A Giant Solar Panels Array in the shape of Mickey Mouse’s Head went into operation last month in the state of Florida. Made of 48’000 solar panels, 5MW facility is owned and operated by Walt Disney World Resort, and Duke Energy. This solar farm produces enough electricity to meet power needs of the resort itself, and its other customers, such as Four Seasons Resort, and hoteliers along Hotel Plaza Boulevard. Go solar and have fun!
Solar powered airplane Solar Impulse 2 is ready to continue its journey
After spending 7 months on the ground due to necessary battery repairs, Solar Impulse 2 solar powered airplane is ready to resume it’s first Round-The-World solar flight. This time it will take off in Hawaii and will attempt to reach continental US West Coast in approximately 4 days.

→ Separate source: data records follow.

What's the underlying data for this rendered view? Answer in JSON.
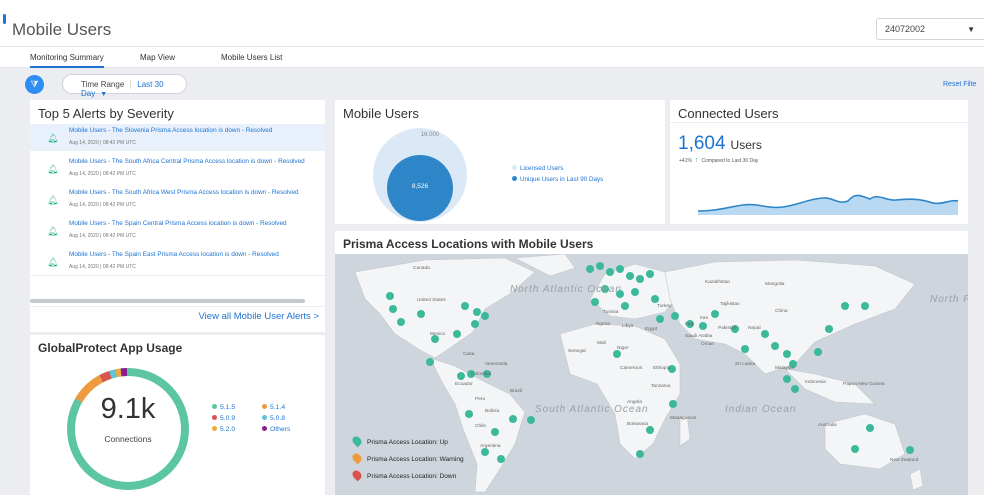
{
  "header": {
    "title": "Mobile Users",
    "tenant_id": "24072002"
  },
  "tabs": [
    {
      "label": "Monitoring Summary",
      "active": true
    },
    {
      "label": "Map View",
      "active": false
    },
    {
      "label": "Mobile Users List",
      "active": false
    }
  ],
  "filters": {
    "time_range_label": "Time Range",
    "time_range_value": "Last 30 Day",
    "reset_label": "Reset Filte"
  },
  "alerts": {
    "title": "Top 5 Alerts by Severity",
    "items": [
      {
        "text": "Mobile Users - The Slovenia Prisma Access location is down - Resolved",
        "time": "Aug 14, 2020 | 08:42 PM UTC",
        "selected": true
      },
      {
        "text": "Mobile Users - The South Africa Central Prisma Access location is down - Resolved",
        "time": "Aug 14, 2020 | 08:42 PM UTC",
        "selected": false
      },
      {
        "text": "Mobile Users - The South Africa West Prisma Access location is down - Resolved",
        "time": "Aug 14, 2020 | 08:42 PM UTC",
        "selected": false
      },
      {
        "text": "Mobile Users - The Spain Central Prisma Access location is down - Resolved",
        "time": "Aug 14, 2020 | 08:42 PM UTC",
        "selected": false
      },
      {
        "text": "Mobile Users - The Spain East Prisma Access location is down - Resolved",
        "time": "Aug 14, 2020 | 08:42 PM UTC",
        "selected": false
      }
    ],
    "view_all": "View all Mobile User Alerts >"
  },
  "mobile_users": {
    "title": "Mobile Users",
    "licensed_value": "16,000",
    "unique_value": "8,526",
    "legend": [
      "Licensed Users",
      "Unique Users in Last 90 Days"
    ]
  },
  "connected_users": {
    "title": "Connected Users",
    "count": "1,604",
    "unit": "Users",
    "change_pct": "+41%",
    "change_note": "Compared to Last 30 Day"
  },
  "app_usage": {
    "title": "GlobalProtect App Usage",
    "total": "9.1k",
    "total_label": "Connections",
    "versions": [
      {
        "name": "5.1.5",
        "color": "#5cc6a4"
      },
      {
        "name": "5.1.4",
        "color": "#f09a3e"
      },
      {
        "name": "5.0.9",
        "color": "#d9534f"
      },
      {
        "name": "5.0.8",
        "color": "#60c3d9"
      },
      {
        "name": "5.2.0",
        "color": "#f2a93b"
      },
      {
        "name": "Others",
        "color": "#8b1d8e"
      }
    ]
  },
  "map": {
    "title": "Prisma Access Locations with Mobile Users",
    "legend": [
      {
        "label": "Prisma Access Location: Up",
        "color": "#3bb99a"
      },
      {
        "label": "Prisma Access Location: Warning",
        "color": "#f09a3e"
      },
      {
        "label": "Prisma Access Location: Down",
        "color": "#d9534f"
      }
    ],
    "oceans": [
      "North Atlantic Ocean",
      "North Pacific Ocea",
      "South Atlantic Ocean",
      "Indian Ocean"
    ],
    "regions": [
      "Canada",
      "United States",
      "Mexico",
      "Cuba",
      "Venezuela",
      "Colombia",
      "Ecuador",
      "Peru",
      "Brazil",
      "Bolivia",
      "Chile",
      "Argentina",
      "Algeria",
      "Libya",
      "Egypt",
      "Tunisia",
      "Mali",
      "Niger",
      "Senegal",
      "Cameroon",
      "Ethiopia",
      "Tanzania",
      "Angola",
      "Botswana",
      "Madagascar",
      "Turkey",
      "Iran",
      "Iraq",
      "Saudi Arabia",
      "Oman",
      "Pakistan",
      "Nepal",
      "Kazakhstan",
      "Mongolia",
      "China",
      "Tajikistan",
      "Sri Lanka",
      "Malaysia",
      "Indonesia",
      "Papua New Guinea",
      "Australia",
      "New Zealand"
    ]
  }
}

Last leg of 4,481 miles from Japan to Hawaii took record breaking 117 hours, 52 minutes, when the plane flew 5 days and 5 nights without any fuel, being powered by energy stored only in its batteries.
The plane has a wingspan of a Boeing 747 Jumbo jet, weight of a family car, and carries more than 17’000 photovoltaic cells that charge on-board batteries when the sun is shining during the day.

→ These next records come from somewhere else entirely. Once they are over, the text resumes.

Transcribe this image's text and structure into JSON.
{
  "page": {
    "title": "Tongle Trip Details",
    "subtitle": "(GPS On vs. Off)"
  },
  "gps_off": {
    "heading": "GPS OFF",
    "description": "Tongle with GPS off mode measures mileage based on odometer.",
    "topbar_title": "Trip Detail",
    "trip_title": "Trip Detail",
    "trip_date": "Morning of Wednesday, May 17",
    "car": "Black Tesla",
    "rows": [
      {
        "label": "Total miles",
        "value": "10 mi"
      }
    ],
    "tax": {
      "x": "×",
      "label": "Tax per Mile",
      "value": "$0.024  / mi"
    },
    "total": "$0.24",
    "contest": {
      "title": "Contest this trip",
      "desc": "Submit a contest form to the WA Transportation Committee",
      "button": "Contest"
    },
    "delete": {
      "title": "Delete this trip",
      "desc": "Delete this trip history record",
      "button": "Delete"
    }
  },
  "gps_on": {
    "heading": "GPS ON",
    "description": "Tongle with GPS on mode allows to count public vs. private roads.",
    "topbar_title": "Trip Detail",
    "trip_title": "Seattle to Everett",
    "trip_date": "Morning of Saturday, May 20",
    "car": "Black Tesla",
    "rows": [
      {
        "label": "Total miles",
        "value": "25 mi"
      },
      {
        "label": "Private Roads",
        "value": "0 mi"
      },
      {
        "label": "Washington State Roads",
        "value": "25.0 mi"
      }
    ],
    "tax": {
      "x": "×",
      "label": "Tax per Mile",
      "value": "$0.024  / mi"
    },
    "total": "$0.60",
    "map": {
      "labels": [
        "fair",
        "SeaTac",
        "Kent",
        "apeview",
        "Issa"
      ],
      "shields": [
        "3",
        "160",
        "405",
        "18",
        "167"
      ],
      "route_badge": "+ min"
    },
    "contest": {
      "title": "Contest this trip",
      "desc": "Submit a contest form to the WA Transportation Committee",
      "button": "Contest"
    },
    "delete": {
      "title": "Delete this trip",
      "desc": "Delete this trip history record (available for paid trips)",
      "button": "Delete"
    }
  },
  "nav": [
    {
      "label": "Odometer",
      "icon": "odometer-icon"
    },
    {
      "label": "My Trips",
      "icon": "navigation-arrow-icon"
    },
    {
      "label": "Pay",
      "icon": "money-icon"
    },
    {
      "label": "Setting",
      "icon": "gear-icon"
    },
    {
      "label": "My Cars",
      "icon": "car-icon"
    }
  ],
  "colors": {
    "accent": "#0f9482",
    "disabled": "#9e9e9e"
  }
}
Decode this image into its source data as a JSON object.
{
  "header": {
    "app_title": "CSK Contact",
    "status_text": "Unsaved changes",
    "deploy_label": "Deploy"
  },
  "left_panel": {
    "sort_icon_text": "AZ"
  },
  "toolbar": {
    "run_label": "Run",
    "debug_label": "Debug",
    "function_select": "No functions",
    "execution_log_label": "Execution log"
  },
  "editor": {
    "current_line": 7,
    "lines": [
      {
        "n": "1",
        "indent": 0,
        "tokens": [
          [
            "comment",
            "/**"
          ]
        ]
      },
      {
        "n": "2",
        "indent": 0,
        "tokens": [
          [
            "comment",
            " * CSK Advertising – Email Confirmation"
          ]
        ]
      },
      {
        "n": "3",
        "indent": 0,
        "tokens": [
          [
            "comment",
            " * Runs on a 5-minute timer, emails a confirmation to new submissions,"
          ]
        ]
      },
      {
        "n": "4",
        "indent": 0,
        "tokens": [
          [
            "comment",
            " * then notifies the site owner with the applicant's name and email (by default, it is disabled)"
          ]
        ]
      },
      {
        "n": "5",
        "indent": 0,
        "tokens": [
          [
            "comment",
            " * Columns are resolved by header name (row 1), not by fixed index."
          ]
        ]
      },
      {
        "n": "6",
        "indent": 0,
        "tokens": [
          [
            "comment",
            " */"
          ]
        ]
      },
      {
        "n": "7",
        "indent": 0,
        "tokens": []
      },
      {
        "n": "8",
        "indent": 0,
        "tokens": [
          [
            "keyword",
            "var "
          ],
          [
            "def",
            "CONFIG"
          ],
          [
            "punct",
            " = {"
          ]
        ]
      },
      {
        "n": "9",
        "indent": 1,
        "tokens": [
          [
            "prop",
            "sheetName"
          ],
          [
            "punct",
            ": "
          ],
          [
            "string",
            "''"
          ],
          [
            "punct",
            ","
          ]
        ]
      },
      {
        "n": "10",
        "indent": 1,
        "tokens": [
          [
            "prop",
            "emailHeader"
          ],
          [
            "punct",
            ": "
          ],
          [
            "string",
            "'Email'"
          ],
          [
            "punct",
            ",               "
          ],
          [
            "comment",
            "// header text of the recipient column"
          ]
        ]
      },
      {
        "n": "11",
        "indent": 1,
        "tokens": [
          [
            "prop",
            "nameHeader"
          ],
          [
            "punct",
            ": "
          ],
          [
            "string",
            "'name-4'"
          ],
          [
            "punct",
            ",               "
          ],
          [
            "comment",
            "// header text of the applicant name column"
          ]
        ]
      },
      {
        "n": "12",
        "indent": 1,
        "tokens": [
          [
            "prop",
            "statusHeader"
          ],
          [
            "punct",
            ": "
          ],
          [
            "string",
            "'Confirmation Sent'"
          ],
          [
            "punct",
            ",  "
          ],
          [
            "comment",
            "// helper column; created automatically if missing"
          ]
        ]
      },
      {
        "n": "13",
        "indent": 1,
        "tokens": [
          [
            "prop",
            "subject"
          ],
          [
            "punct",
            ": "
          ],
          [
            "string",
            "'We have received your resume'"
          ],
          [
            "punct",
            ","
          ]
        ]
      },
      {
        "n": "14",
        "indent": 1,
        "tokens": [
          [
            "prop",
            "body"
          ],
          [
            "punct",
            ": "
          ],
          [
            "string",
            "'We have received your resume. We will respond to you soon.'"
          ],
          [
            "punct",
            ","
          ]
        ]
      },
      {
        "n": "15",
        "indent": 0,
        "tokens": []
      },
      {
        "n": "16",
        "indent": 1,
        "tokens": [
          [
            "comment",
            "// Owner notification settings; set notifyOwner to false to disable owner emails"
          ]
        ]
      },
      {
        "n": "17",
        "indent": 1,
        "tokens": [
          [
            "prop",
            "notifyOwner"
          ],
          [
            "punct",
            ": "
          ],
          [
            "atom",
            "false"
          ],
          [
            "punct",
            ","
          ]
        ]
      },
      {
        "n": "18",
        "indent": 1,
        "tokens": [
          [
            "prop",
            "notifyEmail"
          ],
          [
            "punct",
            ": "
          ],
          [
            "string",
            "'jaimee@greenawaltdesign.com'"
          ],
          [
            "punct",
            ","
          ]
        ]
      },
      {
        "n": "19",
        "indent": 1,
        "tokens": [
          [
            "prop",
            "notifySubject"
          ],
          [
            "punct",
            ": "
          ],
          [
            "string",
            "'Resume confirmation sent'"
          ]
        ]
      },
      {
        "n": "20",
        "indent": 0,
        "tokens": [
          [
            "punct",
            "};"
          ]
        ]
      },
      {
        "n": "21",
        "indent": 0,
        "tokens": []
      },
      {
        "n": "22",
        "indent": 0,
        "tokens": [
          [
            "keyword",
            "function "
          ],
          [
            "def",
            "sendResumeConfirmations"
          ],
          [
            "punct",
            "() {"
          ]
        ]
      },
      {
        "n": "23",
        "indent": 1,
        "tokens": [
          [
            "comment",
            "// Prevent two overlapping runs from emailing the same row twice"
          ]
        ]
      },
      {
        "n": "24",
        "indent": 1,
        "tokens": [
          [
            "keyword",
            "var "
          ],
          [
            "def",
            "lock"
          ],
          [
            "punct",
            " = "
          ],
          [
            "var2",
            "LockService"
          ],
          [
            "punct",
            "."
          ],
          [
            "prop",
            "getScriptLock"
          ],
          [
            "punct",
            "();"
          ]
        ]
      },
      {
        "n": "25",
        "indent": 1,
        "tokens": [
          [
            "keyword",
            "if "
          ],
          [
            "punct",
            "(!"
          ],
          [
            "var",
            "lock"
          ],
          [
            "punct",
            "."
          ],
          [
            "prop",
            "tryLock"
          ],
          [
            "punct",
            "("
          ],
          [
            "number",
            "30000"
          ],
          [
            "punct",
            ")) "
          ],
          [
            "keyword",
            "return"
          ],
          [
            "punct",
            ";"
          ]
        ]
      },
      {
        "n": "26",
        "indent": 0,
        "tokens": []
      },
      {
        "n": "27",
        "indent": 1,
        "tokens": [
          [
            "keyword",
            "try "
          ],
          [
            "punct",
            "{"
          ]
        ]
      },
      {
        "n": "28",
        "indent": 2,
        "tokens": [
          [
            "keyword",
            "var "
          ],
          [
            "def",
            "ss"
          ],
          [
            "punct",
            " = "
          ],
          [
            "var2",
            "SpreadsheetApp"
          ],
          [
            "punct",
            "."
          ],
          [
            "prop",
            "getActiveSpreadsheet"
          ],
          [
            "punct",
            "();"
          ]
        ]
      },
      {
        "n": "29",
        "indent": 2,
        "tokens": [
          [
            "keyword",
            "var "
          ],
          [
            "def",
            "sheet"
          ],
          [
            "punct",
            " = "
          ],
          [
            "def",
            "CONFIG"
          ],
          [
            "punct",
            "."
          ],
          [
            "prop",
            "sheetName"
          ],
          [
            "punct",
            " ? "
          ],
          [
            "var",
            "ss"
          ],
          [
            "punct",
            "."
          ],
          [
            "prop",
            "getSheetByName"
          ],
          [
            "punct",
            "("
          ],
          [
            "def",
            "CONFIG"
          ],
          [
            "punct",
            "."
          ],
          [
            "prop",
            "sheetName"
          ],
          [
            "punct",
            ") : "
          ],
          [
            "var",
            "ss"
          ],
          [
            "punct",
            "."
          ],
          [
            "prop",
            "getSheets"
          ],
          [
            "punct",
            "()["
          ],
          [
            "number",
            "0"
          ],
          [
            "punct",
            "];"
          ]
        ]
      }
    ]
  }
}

This challenging project has been founded and guided by 2 entrepreneurs and pioneers, Bertrand Piccard and André Borschberg. While facing various technical, human, and operational challenges the pilots and the team demonstrate possibilities of clean technologies and renewable energy.
Nevada Solar One
Nevada Solar One is the second largest Solar Thermal Plant built in the US (64 MW capacity), and located near Boulder City in Nevada. Since 2007 when it went to operation, it has been helping to offset CO2 emissions from approximately 20’000 vehicles per year. It has more than 182,000 mirrors that concentrate solar radiation onto tubes containing a heat transfer fluid. This fluid is then heated up to 391 °C and exchanged to water to produce steam which drives a conventional turbine. Turbine is connected to a generator to produce electricity.
Solar Bike Road
The world’s first solar bike road called SolaRoad operates in the town of Krommenie, about 25km from Amsterdam, the Netherlands. The solar path works like a giant long solar panel: when the sunlight hits its surface, solar cells generate electricity and feed it back into the local utility grid. The amount of solar energy it produces annually is enough to power up 2 or 3 average houses. Solar panels are encased into pre-fabricated concrete slabs. On the top, solar cells are protected by a thick layer of toughened glass with a skid resistant coating. The length of the world’s first solar bike road is only about 320 feet. The main purpose of it is still… to collect as much data as possible, and provide a test ground for research and technology. The owners are looking for a 15 year payback period, and if the project proves to be successful, the solar road will most likely be extended, and solar technology integrated in road infrastructure all across the country. More information on the official website https://en.solaroad.nl/